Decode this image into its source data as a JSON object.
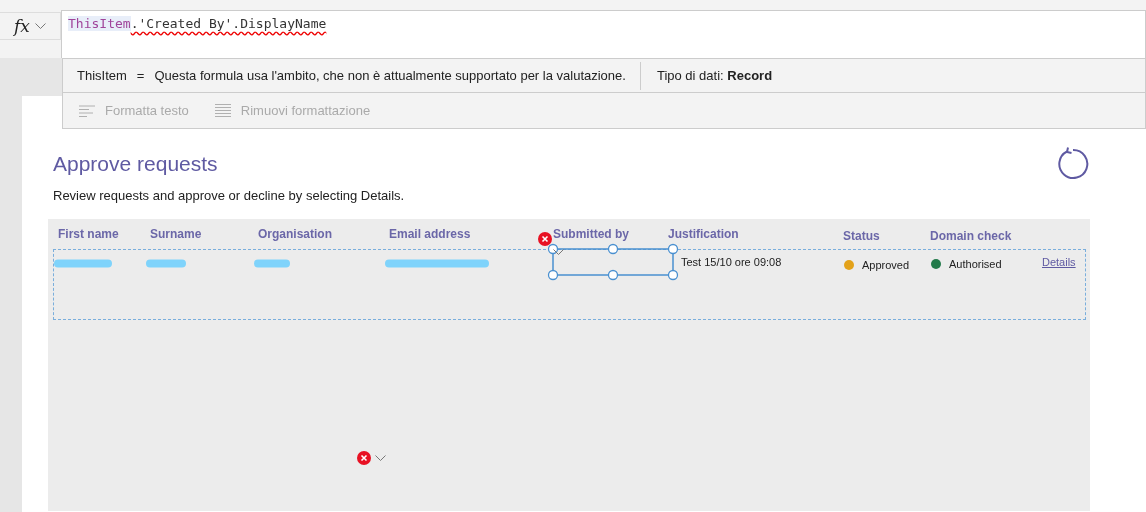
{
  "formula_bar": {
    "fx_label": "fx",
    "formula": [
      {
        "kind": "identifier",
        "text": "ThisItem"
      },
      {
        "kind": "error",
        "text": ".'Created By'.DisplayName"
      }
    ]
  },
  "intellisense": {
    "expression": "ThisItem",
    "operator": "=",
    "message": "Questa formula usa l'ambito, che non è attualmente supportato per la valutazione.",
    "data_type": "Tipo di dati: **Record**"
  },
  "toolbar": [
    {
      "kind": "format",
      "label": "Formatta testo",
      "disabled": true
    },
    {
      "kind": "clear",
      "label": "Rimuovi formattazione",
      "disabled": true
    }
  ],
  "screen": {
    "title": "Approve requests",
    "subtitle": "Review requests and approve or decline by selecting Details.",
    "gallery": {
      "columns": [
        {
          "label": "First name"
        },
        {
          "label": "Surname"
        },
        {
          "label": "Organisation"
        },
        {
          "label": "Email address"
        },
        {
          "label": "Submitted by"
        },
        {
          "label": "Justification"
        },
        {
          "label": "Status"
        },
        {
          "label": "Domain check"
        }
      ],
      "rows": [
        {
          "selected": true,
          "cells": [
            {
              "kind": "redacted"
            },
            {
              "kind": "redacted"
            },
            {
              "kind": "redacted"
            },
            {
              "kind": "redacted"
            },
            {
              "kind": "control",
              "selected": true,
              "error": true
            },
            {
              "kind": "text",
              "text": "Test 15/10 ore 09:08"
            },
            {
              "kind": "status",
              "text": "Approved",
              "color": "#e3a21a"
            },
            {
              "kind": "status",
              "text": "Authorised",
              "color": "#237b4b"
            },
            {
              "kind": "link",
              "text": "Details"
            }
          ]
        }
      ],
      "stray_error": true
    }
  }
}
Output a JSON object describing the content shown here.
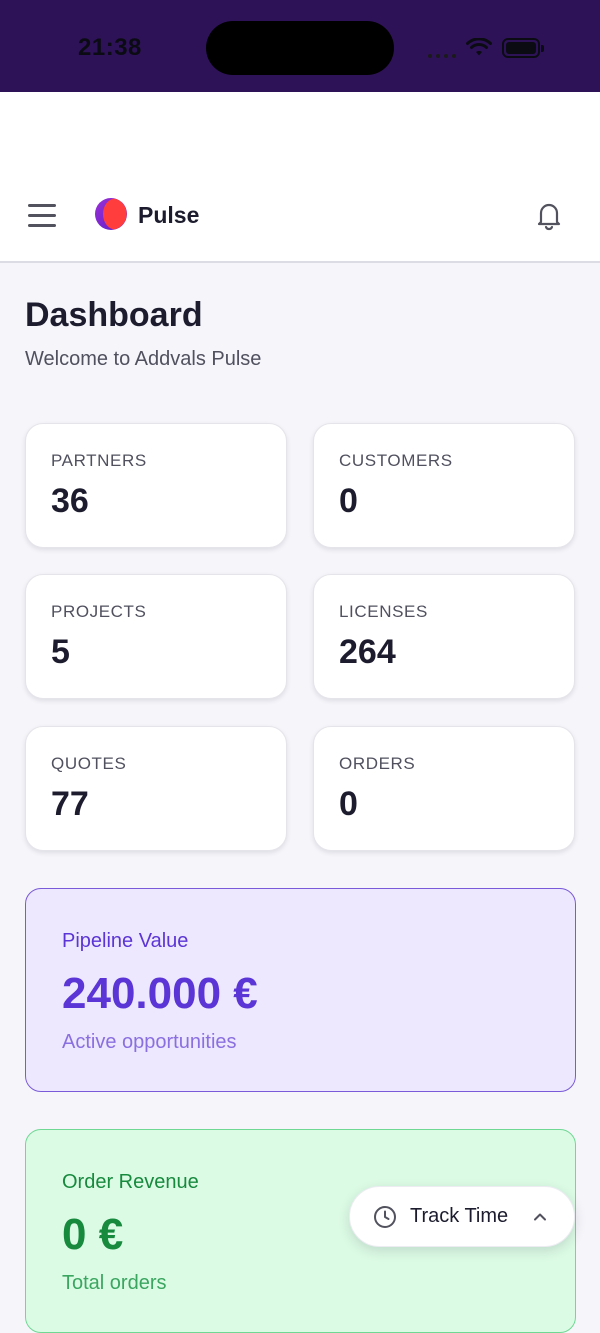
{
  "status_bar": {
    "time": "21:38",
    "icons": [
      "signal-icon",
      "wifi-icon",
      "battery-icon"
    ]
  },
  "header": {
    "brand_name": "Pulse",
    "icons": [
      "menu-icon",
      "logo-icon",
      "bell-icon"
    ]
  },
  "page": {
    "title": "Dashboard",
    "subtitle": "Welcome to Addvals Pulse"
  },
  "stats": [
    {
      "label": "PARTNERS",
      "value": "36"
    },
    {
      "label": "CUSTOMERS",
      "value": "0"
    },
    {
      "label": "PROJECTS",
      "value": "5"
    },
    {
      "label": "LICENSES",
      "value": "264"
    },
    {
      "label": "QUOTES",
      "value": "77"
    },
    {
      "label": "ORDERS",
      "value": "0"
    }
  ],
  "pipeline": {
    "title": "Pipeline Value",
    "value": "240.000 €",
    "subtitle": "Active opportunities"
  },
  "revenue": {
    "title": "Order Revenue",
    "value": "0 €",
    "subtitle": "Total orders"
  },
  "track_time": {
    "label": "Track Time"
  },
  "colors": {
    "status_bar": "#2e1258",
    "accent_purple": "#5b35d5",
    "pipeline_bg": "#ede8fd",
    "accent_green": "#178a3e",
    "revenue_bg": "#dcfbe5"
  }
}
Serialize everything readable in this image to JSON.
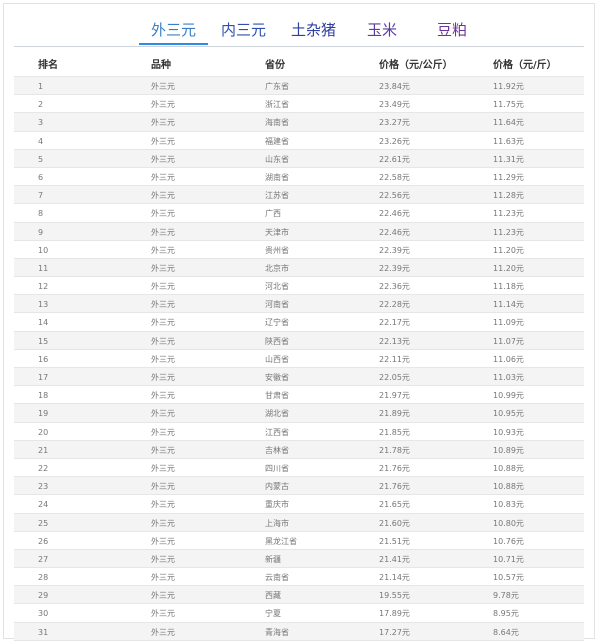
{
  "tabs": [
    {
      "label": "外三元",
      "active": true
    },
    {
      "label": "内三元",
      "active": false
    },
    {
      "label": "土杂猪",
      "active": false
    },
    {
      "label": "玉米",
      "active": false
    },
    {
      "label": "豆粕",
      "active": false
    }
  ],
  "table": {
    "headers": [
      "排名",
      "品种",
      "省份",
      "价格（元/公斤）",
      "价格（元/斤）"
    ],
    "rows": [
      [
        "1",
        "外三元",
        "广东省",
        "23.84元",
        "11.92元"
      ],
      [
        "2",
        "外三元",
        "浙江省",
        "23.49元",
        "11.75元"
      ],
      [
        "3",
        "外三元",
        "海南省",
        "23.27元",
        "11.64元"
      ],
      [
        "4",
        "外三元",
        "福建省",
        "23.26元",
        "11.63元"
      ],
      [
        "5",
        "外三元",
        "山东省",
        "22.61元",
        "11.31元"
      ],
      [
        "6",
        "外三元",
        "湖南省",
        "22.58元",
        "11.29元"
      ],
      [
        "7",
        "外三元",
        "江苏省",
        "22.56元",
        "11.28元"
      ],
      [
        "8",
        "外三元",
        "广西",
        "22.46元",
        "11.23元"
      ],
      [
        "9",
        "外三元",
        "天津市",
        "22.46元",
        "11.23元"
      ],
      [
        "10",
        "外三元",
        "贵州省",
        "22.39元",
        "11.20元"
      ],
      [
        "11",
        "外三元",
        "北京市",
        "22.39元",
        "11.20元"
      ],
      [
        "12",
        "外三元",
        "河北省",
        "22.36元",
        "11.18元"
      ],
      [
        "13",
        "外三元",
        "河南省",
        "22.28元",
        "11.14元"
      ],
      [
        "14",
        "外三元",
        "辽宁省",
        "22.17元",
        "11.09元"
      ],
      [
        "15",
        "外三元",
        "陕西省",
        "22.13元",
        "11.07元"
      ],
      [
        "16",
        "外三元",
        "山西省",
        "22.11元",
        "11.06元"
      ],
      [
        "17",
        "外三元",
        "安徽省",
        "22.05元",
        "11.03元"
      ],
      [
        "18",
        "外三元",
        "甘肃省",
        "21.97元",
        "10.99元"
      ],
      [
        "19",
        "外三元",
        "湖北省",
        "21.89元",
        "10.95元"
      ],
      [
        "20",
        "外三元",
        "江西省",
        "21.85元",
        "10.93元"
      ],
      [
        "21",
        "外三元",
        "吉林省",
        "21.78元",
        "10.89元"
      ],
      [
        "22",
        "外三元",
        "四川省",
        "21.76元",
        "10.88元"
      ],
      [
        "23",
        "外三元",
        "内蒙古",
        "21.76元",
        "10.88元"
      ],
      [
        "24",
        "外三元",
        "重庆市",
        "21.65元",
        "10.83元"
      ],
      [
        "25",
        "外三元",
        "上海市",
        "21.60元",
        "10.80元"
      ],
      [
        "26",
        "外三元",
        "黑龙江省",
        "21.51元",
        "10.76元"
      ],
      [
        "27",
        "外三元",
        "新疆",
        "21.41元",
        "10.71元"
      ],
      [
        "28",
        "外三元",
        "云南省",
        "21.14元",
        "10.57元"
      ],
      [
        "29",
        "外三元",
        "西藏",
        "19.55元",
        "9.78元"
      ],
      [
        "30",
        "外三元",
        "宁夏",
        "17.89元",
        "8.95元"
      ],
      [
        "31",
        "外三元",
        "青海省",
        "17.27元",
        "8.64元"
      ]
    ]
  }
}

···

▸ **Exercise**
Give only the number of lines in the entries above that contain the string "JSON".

▸ **Response area**
3